Today someone asked me why I've cut my t-shirt from all sides and why I didn't like it in its original way. Well, have you ever thought why women wear more rarely geeky t-shirts, the ones that are sold at each hack-fest, including the ones I have from Drupal Camp? Well, here is why: because they are often made in they way: one form fits all. Women seem to care more on how the t-shirt will fit her, and maybe it is about our forms - we are all different!
The Free Society Conference and the Nordic Summit will be taking place this year in Göteborg, Sweden. I was invited by Serengeti community, who wished to make a link between the Free Software movement and the social communities and groups. So each example on how this relation is possible, will be helpful for their workshop. I will speak about how women's movements around the world appropriate Free Software.
I will be also doing a keynote speech on Free Software and Feminism.
November 14, 15h15 for the Free Software and Women Movements track
While the Oekonux conference in Manchester (27-29 March 2009), I was interviewed by Dan Lynch, for their podcast Linux Outlaws. I was nicely surprised the other day, when he wrote to me and told me he added the edited version of it in the 90th podcast, dating from May 6, 2009.
I am about to complete my second chapter of my master's thesis, which covers the context of women's participation in Free and Open Source Software development projects. It is an introduction chapter, which will collect viewpoints from authors who have already written on this topic. My suggestions on how to approach the issue will come at the very end of this part, and also from then on, all the rest of the thesis.

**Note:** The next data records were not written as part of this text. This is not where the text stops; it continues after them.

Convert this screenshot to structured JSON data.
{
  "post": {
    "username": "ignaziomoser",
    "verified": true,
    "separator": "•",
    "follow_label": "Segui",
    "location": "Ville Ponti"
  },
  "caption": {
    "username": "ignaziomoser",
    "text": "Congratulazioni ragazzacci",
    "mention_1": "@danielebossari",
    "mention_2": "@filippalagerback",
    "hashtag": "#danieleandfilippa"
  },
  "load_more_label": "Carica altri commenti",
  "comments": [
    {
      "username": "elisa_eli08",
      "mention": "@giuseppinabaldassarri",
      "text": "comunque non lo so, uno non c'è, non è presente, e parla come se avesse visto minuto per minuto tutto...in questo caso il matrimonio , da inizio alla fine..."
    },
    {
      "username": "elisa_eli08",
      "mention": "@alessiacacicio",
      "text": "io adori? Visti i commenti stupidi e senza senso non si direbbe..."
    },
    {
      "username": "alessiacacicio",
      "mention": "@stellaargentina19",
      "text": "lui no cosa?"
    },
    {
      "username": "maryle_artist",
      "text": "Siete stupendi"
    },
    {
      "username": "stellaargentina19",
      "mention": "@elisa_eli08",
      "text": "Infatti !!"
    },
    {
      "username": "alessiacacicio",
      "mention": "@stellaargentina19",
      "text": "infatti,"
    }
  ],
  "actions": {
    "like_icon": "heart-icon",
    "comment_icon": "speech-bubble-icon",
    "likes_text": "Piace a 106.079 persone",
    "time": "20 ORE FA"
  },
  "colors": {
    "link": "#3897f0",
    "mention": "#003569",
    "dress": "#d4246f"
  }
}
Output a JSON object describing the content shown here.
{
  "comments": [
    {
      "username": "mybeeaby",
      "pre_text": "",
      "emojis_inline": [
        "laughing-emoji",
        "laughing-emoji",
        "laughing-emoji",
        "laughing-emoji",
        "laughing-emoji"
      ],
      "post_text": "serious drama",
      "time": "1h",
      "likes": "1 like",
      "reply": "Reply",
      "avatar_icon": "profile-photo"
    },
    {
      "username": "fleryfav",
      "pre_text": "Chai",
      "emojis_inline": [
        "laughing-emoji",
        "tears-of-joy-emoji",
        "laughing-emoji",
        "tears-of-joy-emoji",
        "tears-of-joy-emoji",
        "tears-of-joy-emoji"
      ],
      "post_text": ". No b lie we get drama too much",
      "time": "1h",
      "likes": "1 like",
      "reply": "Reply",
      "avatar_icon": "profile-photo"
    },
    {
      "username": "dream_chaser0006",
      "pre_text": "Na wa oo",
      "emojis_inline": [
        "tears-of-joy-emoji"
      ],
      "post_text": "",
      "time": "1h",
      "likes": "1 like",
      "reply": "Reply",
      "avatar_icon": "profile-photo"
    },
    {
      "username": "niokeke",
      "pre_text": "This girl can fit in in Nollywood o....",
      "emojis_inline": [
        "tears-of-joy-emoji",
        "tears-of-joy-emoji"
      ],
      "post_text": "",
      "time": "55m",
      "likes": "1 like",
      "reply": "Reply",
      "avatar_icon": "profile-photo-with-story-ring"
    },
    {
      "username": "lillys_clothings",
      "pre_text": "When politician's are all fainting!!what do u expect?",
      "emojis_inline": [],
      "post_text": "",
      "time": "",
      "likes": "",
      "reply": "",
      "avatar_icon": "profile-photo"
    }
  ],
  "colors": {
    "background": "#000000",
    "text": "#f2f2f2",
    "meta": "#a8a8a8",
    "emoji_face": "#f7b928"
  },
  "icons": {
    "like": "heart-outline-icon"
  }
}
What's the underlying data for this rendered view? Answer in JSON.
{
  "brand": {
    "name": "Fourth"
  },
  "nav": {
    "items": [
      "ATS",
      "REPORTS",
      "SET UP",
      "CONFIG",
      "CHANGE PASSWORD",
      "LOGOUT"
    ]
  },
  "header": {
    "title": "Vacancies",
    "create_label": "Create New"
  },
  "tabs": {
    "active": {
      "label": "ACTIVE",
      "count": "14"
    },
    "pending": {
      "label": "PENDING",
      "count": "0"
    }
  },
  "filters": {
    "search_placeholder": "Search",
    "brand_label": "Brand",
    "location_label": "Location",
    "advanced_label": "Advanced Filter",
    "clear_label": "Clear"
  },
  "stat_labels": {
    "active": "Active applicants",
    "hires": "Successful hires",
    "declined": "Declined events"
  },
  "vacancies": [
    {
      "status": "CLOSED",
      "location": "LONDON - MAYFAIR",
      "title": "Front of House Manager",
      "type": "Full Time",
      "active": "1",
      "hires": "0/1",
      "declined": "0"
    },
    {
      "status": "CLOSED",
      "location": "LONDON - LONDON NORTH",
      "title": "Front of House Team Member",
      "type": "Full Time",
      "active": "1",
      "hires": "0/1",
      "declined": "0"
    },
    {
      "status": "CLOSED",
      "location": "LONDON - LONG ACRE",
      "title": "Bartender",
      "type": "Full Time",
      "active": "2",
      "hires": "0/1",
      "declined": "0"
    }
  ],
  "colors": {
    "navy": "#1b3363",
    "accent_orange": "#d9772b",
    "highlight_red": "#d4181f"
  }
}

So, for this time, I have made a considerable bibliographic list of articles of researchers and activists under FOSS and Women keywords. Here are some of the most interesting ones:
The Fourth Oekonux Conference has just passed (27-29 March). My lecture was my first actual academic presentation of findings, which I have made in public. There were two feelings at the beginning: enthusiasm and disappointment.
Enthusiasm, because I really wanted to share my work and ideas, and I felt I had moved far from previous popular presentations done at Open Source conferences. I did not like to stick to the "one million dollar question" on WHY there are so few women in Open Source, I actually bypass this issue, and go deeper to see actually WHERE are the women in the FOSS movement, and what specific contributions they provide. Some answers to these questions might actually better motivate FOSS community groups to make efforts and encourage women's participation.
Disappointment, because all the male participants had left for another session (I heard a bit later that I have had a fierce competition with a famous lecturer), and all the female ones have stayed. Few minutes later, it was not so bad, when some late comers joined the conference, and we were actually almost as many women as men in the room.
So, in brief, my 1,5 hours lecture was not recorded, except on my small voice recorder, therefore with very bad quality. I listened to it again, in order to note the questions and the comments made by the participants (the worst part of the recording). So, here they are, in a summarized form, with some of the answers, also in résumé.
Women do valuable work in FOSS development, which is often informal, therefore invisible
Majority of women do the “boring job” in FOSS projects, such as usability, training, documentation...
Women have low confidence in their work, coming mainly from the fact they are not developers by education
Need for minimization of the importance of programming, in order to value the work of “other contributors” and of users, for producing a better and widely spread code.